EXERCISE INSTRUCTIONS: Reproduce the listing that follows in full. Omit its images.

GIVEN RECORDS:
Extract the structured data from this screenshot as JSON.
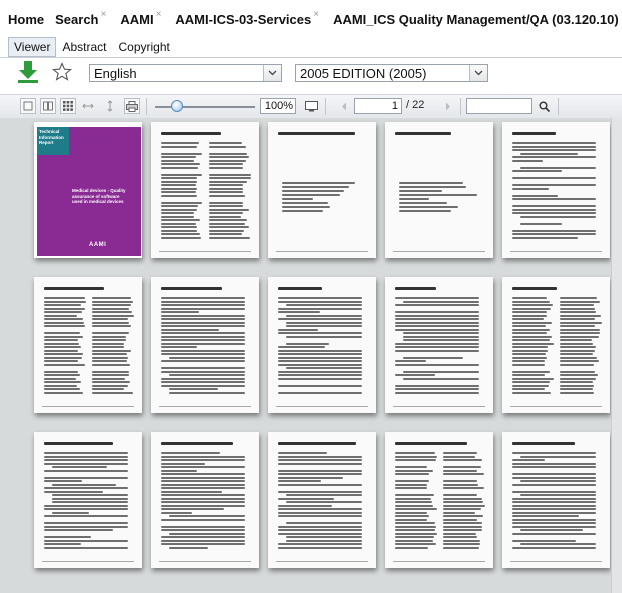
{
  "breadcrumbs": [
    {
      "label": "Home",
      "closable": false
    },
    {
      "label": "Search",
      "closable": true
    },
    {
      "label": "AAMI",
      "closable": true
    },
    {
      "label": "AAMI-ICS-03-Services",
      "closable": true
    },
    {
      "label": "AAMI_ICS Quality Management/QA (03.120.10)",
      "closable": false
    }
  ],
  "close_glyph": "×",
  "tabs": {
    "viewer": "Viewer",
    "abstract": "Abstract",
    "copyright": "Copyright"
  },
  "toolbar": {
    "language": "English",
    "edition": "2005 EDITION (2005)",
    "zoom": "100%",
    "page_current": "1",
    "page_total": "/ 22",
    "search_value": ""
  },
  "cover": {
    "badge": "Technical Information Report",
    "title": "Medical devices - Quality assurance of software used in medical devices",
    "logo": "AAMI"
  },
  "colors": {
    "accent_purple": "#8a2a93",
    "accent_teal": "#1f7d8a",
    "download_green": "#2e9c3a"
  }
}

ANSWER AREA:
Extract the structured data from this screenshot as JSON.
{
  "breadcrumbs": [
    {
      "label": "Home",
      "closable": false
    },
    {
      "label": "Search",
      "closable": true
    },
    {
      "label": "AAMI",
      "closable": true
    },
    {
      "label": "AAMI-ICS-03-Services",
      "closable": true
    },
    {
      "label": "AAMI_ICS Quality Management/QA (03.120.10)",
      "closable": false
    }
  ],
  "close_glyph": "×",
  "tabs": {
    "viewer": "Viewer",
    "abstract": "Abstract",
    "copyright": "Copyright"
  },
  "toolbar": {
    "language": "English",
    "edition": "2005 EDITION (2005)",
    "zoom": "100%",
    "page_current": "1",
    "page_total": "/ 22",
    "search_value": ""
  },
  "cover": {
    "badge": "Technical Information Report",
    "title": "Medical devices - Quality assurance of software used in medical devices",
    "logo": "AAMI"
  },
  "colors": {
    "accent_purple": "#8a2a93",
    "accent_teal": "#1f7d8a",
    "download_green": "#2e9c3a"
  }
}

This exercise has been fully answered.